The good news about ratings is that I can now rate podcasts, something iTunes allows but for whatever reason the iPod did not. The main reason I don't rate podcasts isn't that I don't want to, but I didn't have the option. I have to rethink my workflow (since this isn't actually work, I am officially coining the term "playflow").
I primarily listen to music while at work. I have some giant goofy headphones that do a pretty good job of drowning out ambient noise, and also do a better job than earbuds of alerting other people to the fact that I can't hear them. When people walk up to talk to me, I see them coming, and reach over and press the play/pause button on my iPod. If they leave quickly enough, I reach over and hit play again and continue on my merry way. If they stay long enough for the iPod to go to sleep, I will have to click once to wake it up, then again to start playing.
Enter the iPhone. Because of the recessed headphone connector (more on that in a later post), I can't use my giant goofy headphones right now. So I've been using the Apple-supplied earbuds. Although I don't like earbuds as a general rule, I do like the clicker/mic that it has. When someone walks up to me, I click, song stops. If they walk away quickly enough, I click again, song resumes. Excellent! But I've noticed that the song doesn't always resume. So I have to push the wake up button, slide to unlock, and then I can click. Annoying.
Sooner or later I will get an adapter so I can return to my regular headphones. No clicker there. So I will have to push, slide, play/pause each time. Very annoying. I did read about an adapter that has a clicker, but it also has a mic that I don't need, and costs $40, which is almost half of what I paid for the headphones in the first place. So, um, no. I suppose I could set a longer time before the iPhone locks itself, but then that defeats the purpose if I have to suddenly get up and throw it in my pocket and walk away.

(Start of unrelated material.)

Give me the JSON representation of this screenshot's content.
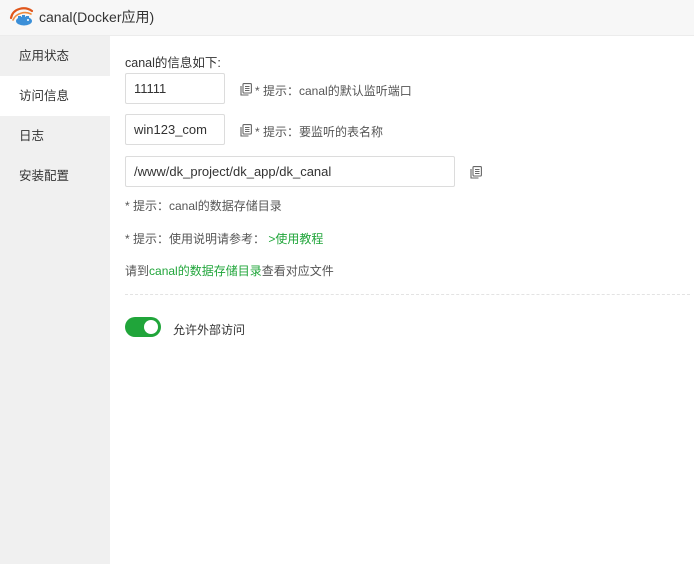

Just to summarize what I want:
- Smart Playlists should update in real time
- Put labels of some kind on the volume slider
- Move the playlist counter to the top of the screen
- Put the ratings on same tap-to-appear panel as the progress indicator
- Clicker/mic should always allow play/pause function (give me a preference to do this in case not everyone agrees), regardless of un/locked state of the iPhone